**Work request**.
Reproduce the complete listing without any deviation.
◆ ◆ ◆
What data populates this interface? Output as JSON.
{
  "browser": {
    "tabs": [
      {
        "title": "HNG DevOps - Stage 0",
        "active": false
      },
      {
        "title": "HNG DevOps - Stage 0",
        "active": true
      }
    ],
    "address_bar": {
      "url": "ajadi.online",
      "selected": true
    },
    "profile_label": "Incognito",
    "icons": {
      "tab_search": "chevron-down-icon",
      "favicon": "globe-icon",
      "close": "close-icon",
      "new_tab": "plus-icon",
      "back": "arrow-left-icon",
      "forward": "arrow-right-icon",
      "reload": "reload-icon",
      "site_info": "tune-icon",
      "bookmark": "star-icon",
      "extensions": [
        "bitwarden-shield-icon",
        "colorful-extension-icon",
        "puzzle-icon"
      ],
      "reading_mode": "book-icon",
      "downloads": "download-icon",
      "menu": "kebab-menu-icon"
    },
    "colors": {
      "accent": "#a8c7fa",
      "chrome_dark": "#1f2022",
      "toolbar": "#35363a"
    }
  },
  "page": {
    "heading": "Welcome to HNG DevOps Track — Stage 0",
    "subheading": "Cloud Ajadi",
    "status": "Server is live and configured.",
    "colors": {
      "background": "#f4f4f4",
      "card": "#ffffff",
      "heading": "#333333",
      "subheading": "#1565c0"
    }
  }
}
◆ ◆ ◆
**Task response**.
What data populates this interface? Output as JSON.
{
  "browser": {
    "tabs": [
      {
        "title": "HNG DevOps - Stage 0",
        "active": false
      },
      {
        "title": "HNG DevOps - Stage 0",
        "active": true
      }
    ],
    "address_bar": {
      "url": "ajadi.online",
      "selected": true
    },
    "profile_label": "Incognito",
    "icons": {
      "tab_search": "chevron-down-icon",
      "favicon": "globe-icon",
      "close": "close-icon",
      "new_tab": "plus-icon",
      "back": "arrow-left-icon",
      "forward": "arrow-right-icon",
      "reload": "reload-icon",
      "site_info": "tune-icon",
      "bookmark": "star-icon",
      "extensions": [
        "bitwarden-shield-icon",
        "colorful-extension-icon",
        "puzzle-icon"
      ],
      "reading_mode": "book-icon",
      "downloads": "download-icon",
      "menu": "kebab-menu-icon"
    },
    "colors": {
      "accent": "#a8c7fa",
      "chrome_dark": "#1f2022",
      "toolbar": "#35363a"
    }
  },
  "page": {
    "heading": "Welcome to HNG DevOps Track — Stage 0",
    "subheading": "Cloud Ajadi",
    "status": "Server is live and configured.",
    "colors": {
      "background": "#f4f4f4",
      "card": "#ffffff",
      "heading": "#333333",
      "subheading": "#1565c0"
    }
  }
}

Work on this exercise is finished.